They’re often called by various names. Dada, Dadu, Dadi, Nana, Nanu, Nani, Nani-ma, Bade papa, Badi ma being the favourites amongst many. They are our Grandparents.
I have fond memories of my childhood when holidays and school breaks meant a visit to Nani House. Bags were packed and countdowns recited with uncontained excitement. Nani house meant loads of hugs, love and pampering. Not that any of that was missing at our own home where we stayed with Dadi. But the exclusivity of the visits and the distance does make a difference.
Those were the days when mobile phones were only heard of in movies. When internet did not exist and video calls via satellite were only used by the Intelligence agencies or NASA. So it was either good old landline calls or visits.
I remember our Sunday visits. Every weekend, we would all pile up in our car and Papa would drive us halfway across the city just in time for the Mahabharata to start. Nani would have chilled Shikanji ready for us. All ten or twelve of us would make ourselves comfortable in one room, half of us on the bed, some on the couch, remaining on the floor or wherever they could fit themselves. It was a huge bungalow, but Sunday called for everyone to be united and together.
Those were the days when we still had 24 hours in a day and they were enough.
Afternoons were spent playing with my uncles. Teams were made and unmade. At the end of the games, there were only winners, no losers. Nanu – Nani made sure of that. Our favourite game back then was Ludo and Patte pe patta. A far cry from the high-tech apps and games that currently rule the life of children these days. I hope and wish that I can one day play these long-forgotten board games with my toddler and revisit my childhood with him.

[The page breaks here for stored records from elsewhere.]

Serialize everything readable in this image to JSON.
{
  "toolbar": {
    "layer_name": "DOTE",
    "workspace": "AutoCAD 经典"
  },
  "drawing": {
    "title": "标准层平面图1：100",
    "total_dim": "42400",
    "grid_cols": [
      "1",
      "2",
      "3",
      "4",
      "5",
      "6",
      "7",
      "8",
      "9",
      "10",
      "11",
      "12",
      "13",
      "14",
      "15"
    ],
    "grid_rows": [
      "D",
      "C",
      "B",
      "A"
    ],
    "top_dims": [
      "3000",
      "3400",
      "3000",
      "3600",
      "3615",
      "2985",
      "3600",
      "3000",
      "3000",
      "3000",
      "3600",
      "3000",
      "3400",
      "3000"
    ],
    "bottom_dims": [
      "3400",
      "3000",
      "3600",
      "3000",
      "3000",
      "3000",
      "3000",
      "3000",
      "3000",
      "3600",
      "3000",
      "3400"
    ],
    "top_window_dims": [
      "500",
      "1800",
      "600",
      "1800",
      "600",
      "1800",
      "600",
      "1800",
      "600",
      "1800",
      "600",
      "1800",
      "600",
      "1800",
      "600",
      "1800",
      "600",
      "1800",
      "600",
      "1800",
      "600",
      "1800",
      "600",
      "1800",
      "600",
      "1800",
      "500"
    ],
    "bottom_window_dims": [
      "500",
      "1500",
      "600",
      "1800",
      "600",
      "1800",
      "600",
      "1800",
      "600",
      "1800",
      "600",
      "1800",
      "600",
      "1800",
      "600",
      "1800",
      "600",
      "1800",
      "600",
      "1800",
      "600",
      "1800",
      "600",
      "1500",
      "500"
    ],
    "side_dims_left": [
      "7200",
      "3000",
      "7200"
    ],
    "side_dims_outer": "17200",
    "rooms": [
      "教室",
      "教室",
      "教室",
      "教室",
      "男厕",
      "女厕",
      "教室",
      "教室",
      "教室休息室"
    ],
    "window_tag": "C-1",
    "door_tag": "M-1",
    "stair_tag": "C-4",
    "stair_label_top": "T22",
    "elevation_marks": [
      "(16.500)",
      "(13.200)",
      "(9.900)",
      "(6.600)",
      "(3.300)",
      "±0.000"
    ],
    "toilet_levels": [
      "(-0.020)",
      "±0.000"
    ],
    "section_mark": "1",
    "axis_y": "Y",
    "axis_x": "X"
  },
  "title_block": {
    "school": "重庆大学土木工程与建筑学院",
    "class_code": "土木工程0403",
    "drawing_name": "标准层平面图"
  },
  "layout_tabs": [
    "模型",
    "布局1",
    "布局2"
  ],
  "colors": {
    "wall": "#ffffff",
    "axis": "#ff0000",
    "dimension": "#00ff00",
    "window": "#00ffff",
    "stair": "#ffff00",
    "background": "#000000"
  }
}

I remember how my Nani would make us pluck her greys by rewarding us for every grey strand we found and got rid of. 25 paise for every 5 strands. That, in those days, for a child was a lot of money. I still wonder how my Granny managed to retain her crowning glory after putting such a glorious offer on the table. Maybe we weren’t as naughty as they said we were or maybe she was much too smart for us naïve kids.
I remember the days when spring meant sleeping under the stars. Armed with a cot each, we would set camp on the terrace of the house. The day would end listening to my Grandfather recite stories and falling asleep gazing at the stars. Those were the days when families could sleep on their rooftops and not worry about some crazy Monkey-man attacking them or waking up to find a member of the family missing.
I remember the visits to the local market with Nanu-Nani. How they would hold our tiny hand with their frail hands never once letting go. I remember the weekly visit to the golgappa shop with them and how they indulged us with that “last golgappa” every time I would plead for one.
I remember all this and more. All I have are happy fond memories of my time with them. I am blessed to still have them around, to shower their love and blessings on us and their great-grandson. I wish I could meet them more often, spend more time with them, for I know life goes on and one day we all will too. But until then, I want to make the most of it.
I want Rehaan to experience the same love and joy that only a grandparent can give to his grandchild. I want him to spend time with his parent’s parents. I want him to have a treasure trove of memories like I do.
“Nobody can do for little children what grandparents do. Grandparents sort of sprinkle stardust over the lives of little children.” – Alex Haley